India’s “son preference” that led to a highly skewed sex ratio between 2000 and 2020 is finally tapering off. Data from a new report by Pew Research shows that sex ratio at birth (number of male births per 100 female births) has come down to 108.1 from a peak of 111.2 in early 2010s.
The report, which analyses data from the National Family Health Survey (NFHS), says “This follows years of government efforts to curb sex selection–including a ban on prenatal sex tests and a massive advertising campaign urging parents to “save the girl child”–and coincides with broader social changes such as rising education and wealth.” In 2015, the Centre launched the Beti Bachao Beti Padhao (save the girl child) campaign. (See Graph 1)
So what is driving the change? Among many factors outlined in the report, the marked decline in son preference among Sikhs is a big factor. In 2001, the sex ratio at birth among Sikhs stood at a very high 130. This came down to 110 by 2019-20. Son preference in the community has come down from 30% in 1998-99 to 9% in 2019-20. Son preference is defined as the percentage of women in the 15-49 age group saying they ideally want a son. (See Graph 2)
More is at work, however. Data shows that while son preference overall has fallen from 33% in 1998-99 to 15% by 2019-20, the use of ultrasound during pregnancies has gone up from 18% in 1998-99 to 78% in 2019-20. At one time, the use of ultrasound tests was clearly linked with higher abortions and female foeticide. Ultrasound clinics—which were once thinly disguised abortion shops—are now more likely to be used for medical purposes instead.

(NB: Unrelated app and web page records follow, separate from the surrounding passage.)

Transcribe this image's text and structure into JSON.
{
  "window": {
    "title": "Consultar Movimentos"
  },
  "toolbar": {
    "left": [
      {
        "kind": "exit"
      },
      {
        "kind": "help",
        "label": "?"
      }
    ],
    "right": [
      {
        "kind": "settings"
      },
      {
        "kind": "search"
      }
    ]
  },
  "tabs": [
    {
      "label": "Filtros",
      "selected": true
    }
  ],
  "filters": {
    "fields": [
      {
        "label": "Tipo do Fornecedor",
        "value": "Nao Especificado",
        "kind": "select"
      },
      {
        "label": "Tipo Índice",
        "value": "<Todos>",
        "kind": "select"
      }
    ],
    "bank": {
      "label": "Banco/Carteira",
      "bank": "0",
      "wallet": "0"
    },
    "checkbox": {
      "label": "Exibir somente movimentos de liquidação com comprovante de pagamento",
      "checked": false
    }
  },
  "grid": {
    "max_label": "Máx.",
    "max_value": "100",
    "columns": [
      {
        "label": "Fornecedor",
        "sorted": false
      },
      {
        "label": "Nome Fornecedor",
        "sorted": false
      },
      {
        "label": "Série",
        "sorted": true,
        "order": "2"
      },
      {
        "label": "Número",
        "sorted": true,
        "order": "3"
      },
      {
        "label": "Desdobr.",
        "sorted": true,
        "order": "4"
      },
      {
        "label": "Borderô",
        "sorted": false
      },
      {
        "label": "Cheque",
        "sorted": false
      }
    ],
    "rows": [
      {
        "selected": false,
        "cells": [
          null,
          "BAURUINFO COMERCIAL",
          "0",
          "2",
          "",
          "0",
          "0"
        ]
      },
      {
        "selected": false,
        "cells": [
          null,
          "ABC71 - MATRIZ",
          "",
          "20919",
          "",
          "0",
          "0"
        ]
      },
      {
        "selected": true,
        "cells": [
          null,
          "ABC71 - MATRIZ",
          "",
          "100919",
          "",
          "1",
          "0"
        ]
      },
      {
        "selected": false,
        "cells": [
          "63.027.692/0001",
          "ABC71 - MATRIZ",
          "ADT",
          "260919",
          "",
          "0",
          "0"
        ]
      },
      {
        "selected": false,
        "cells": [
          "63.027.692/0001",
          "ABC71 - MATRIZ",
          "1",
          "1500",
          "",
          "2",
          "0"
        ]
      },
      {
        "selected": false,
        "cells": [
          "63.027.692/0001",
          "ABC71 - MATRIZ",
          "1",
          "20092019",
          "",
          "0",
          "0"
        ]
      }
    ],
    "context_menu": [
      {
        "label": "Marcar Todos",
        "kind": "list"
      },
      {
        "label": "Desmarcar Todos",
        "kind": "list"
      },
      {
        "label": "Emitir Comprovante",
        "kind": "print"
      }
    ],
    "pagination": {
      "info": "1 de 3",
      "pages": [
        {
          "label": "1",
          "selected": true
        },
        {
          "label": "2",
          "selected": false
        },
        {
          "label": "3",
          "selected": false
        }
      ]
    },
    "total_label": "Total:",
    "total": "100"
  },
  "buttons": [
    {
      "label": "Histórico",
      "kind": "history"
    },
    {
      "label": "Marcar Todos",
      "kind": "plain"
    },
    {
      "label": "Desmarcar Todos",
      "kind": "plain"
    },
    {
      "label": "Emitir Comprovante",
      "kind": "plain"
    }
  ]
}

Higher education, government programmes and awareness have finally made a dent against this tendency.